Supplied material
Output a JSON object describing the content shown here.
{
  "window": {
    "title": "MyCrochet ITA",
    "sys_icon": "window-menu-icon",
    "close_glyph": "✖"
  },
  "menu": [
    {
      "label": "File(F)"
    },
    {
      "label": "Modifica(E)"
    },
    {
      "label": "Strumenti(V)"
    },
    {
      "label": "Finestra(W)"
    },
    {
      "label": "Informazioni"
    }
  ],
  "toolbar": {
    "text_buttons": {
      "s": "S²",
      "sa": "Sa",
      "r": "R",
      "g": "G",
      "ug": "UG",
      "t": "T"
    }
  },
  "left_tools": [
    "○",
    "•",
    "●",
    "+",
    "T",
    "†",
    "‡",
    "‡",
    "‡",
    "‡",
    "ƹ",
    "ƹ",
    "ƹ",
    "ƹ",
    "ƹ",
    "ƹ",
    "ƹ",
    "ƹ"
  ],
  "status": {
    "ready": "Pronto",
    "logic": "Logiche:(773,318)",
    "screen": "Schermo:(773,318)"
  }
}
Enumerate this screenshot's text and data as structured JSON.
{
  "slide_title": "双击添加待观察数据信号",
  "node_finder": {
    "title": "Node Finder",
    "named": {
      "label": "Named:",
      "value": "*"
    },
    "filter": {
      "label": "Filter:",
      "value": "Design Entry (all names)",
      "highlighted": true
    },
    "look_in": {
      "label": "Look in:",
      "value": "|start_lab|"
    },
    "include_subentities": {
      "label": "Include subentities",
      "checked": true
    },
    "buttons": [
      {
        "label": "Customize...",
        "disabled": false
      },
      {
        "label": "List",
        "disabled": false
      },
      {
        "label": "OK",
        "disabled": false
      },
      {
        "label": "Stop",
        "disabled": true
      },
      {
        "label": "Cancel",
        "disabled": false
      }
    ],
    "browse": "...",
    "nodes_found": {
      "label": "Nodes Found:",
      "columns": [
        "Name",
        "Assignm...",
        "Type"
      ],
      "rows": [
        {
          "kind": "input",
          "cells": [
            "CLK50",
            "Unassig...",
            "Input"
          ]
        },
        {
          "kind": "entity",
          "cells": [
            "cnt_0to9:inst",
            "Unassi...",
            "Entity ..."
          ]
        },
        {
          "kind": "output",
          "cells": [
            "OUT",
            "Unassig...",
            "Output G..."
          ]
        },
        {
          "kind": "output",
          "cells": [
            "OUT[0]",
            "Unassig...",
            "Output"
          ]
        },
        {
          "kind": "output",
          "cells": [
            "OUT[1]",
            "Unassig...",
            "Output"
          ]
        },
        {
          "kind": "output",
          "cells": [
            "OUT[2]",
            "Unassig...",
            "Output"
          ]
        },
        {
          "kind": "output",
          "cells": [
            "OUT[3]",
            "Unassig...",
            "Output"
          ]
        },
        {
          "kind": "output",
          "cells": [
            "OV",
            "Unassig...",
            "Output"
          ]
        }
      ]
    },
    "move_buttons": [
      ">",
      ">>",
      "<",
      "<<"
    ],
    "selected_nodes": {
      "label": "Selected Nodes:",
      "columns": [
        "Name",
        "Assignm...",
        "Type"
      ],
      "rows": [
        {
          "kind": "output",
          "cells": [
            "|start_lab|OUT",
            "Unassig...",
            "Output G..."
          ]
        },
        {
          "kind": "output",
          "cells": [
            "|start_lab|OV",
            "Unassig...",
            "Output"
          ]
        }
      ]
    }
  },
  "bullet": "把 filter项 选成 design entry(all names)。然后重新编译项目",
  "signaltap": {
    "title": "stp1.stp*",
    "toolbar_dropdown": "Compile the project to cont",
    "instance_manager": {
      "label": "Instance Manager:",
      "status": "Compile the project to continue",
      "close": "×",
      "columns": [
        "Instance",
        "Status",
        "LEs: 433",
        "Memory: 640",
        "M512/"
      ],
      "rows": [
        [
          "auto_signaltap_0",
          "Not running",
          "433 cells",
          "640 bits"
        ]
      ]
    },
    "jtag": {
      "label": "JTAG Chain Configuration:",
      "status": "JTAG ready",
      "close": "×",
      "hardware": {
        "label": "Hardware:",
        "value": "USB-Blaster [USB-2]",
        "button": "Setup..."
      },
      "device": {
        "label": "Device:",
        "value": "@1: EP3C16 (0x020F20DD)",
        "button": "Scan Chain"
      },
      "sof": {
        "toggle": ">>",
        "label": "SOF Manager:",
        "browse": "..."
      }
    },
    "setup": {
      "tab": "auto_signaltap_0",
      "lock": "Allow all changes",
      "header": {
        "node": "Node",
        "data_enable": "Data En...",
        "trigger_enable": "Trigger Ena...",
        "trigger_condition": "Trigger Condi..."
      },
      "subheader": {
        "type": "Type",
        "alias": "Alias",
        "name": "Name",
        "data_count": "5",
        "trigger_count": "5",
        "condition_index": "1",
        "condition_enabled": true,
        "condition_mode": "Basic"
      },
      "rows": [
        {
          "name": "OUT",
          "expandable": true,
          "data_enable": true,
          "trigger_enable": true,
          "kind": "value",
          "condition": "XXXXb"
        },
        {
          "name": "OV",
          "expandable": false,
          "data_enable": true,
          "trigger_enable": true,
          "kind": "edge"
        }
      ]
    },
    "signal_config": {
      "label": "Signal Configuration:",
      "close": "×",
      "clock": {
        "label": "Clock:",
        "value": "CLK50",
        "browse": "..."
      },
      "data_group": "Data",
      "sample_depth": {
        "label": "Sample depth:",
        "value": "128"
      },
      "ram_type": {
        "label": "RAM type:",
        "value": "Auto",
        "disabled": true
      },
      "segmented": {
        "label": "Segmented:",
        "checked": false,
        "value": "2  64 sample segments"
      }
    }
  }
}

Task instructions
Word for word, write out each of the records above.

Answer space
Output a JSON object describing the content shown here.
{
  "window": {
    "title": "MyCrochet ITA",
    "sys_icon": "window-menu-icon",
    "close_glyph": "✖"
  },
  "menu": [
    {
      "label": "File(F)"
    },
    {
      "label": "Modifica(E)"
    },
    {
      "label": "Strumenti(V)"
    },
    {
      "label": "Finestra(W)"
    },
    {
      "label": "Informazioni"
    }
  ],
  "toolbar": {
    "text_buttons": {
      "s": "S²",
      "sa": "Sa",
      "r": "R",
      "g": "G",
      "ug": "UG",
      "t": "T"
    }
  },
  "left_tools": [
    "○",
    "•",
    "●",
    "+",
    "T",
    "†",
    "‡",
    "‡",
    "‡",
    "‡",
    "ƹ",
    "ƹ",
    "ƹ",
    "ƹ",
    "ƹ",
    "ƹ",
    "ƹ",
    "ƹ"
  ],
  "status": {
    "ready": "Pronto",
    "logic": "Logiche:(773,318)",
    "screen": "Schermo:(773,318)"
  }
}
Enumerate this screenshot's text and data as structured JSON.
{
  "slide_title": "双击添加待观察数据信号",
  "node_finder": {
    "title": "Node Finder",
    "named": {
      "label": "Named:",
      "value": "*"
    },
    "filter": {
      "label": "Filter:",
      "value": "Design Entry (all names)",
      "highlighted": true
    },
    "look_in": {
      "label": "Look in:",
      "value": "|start_lab|"
    },
    "include_subentities": {
      "label": "Include subentities",
      "checked": true
    },
    "buttons": [
      {
        "label": "Customize...",
        "disabled": false
      },
      {
        "label": "List",
        "disabled": false
      },
      {
        "label": "OK",
        "disabled": false
      },
      {
        "label": "Stop",
        "disabled": true
      },
      {
        "label": "Cancel",
        "disabled": false
      }
    ],
    "browse": "...",
    "nodes_found": {
      "label": "Nodes Found:",
      "columns": [
        "Name",
        "Assignm...",
        "Type"
      ],
      "rows": [
        {
          "kind": "input",
          "cells": [
            "CLK50",
            "Unassig...",
            "Input"
          ]
        },
        {
          "kind": "entity",
          "cells": [
            "cnt_0to9:inst",
            "Unassi...",
            "Entity ..."
          ]
        },
        {
          "kind": "output",
          "cells": [
            "OUT",
            "Unassig...",
            "Output G..."
          ]
        },
        {
          "kind": "output",
          "cells": [
            "OUT[0]",
            "Unassig...",
            "Output"
          ]
        },
        {
          "kind": "output",
          "cells": [
            "OUT[1]",
            "Unassig...",
            "Output"
          ]
        },
        {
          "kind": "output",
          "cells": [
            "OUT[2]",
            "Unassig...",
            "Output"
          ]
        },
        {
          "kind": "output",
          "cells": [
            "OUT[3]",
            "Unassig...",
            "Output"
          ]
        },
        {
          "kind": "output",
          "cells": [
            "OV",
            "Unassig...",
            "Output"
          ]
        }
      ]
    },
    "move_buttons": [
      ">",
      ">>",
      "<",
      "<<"
    ],
    "selected_nodes": {
      "label": "Selected Nodes:",
      "columns": [
        "Name",
        "Assignm...",
        "Type"
      ],
      "rows": [
        {
          "kind": "output",
          "cells": [
            "|start_lab|OUT",
            "Unassig...",
            "Output G..."
          ]
        },
        {
          "kind": "output",
          "cells": [
            "|start_lab|OV",
            "Unassig...",
            "Output"
          ]
        }
      ]
    }
  },
  "bullet": "把 filter项 选成 design entry(all names)。然后重新编译项目",
  "signaltap": {
    "title": "stp1.stp*",
    "toolbar_dropdown": "Compile the project to cont",
    "instance_manager": {
      "label": "Instance Manager:",
      "status": "Compile the project to continue",
      "close": "×",
      "columns": [
        "Instance",
        "Status",
        "LEs: 433",
        "Memory: 640",
        "M512/"
      ],
      "rows": [
        [
          "auto_signaltap_0",
          "Not running",
          "433 cells",
          "640 bits"
        ]
      ]
    },
    "jtag": {
      "label": "JTAG Chain Configuration:",
      "status": "JTAG ready",
      "close": "×",
      "hardware": {
        "label": "Hardware:",
        "value": "USB-Blaster [USB-2]",
        "button": "Setup..."
      },
      "device": {
        "label": "Device:",
        "value": "@1: EP3C16 (0x020F20DD)",
        "button": "Scan Chain"
      },
      "sof": {
        "toggle": ">>",
        "label": "SOF Manager:",
        "browse": "..."
      }
    },
    "setup": {
      "tab": "auto_signaltap_0",
      "lock": "Allow all changes",
      "header": {
        "node": "Node",
        "data_enable": "Data En...",
        "trigger_enable": "Trigger Ena...",
        "trigger_condition": "Trigger Condi..."
      },
      "subheader": {
        "type": "Type",
        "alias": "Alias",
        "name": "Name",
        "data_count": "5",
        "trigger_count": "5",
        "condition_index": "1",
        "condition_enabled": true,
        "condition_mode": "Basic"
      },
      "rows": [
        {
          "name": "OUT",
          "expandable": true,
          "data_enable": true,
          "trigger_enable": true,
          "kind": "value",
          "condition": "XXXXb"
        },
        {
          "name": "OV",
          "expandable": false,
          "data_enable": true,
          "trigger_enable": true,
          "kind": "edge"
        }
      ]
    },
    "signal_config": {
      "label": "Signal Configuration:",
      "close": "×",
      "clock": {
        "label": "Clock:",
        "value": "CLK50",
        "browse": "..."
      },
      "data_group": "Data",
      "sample_depth": {
        "label": "Sample depth:",
        "value": "128"
      },
      "ram_type": {
        "label": "RAM type:",
        "value": "Auto",
        "disabled": true
      },
      "segmented": {
        "label": "Segmented:",
        "checked": false,
        "value": "2  64 sample segments"
      }
    }
  }
}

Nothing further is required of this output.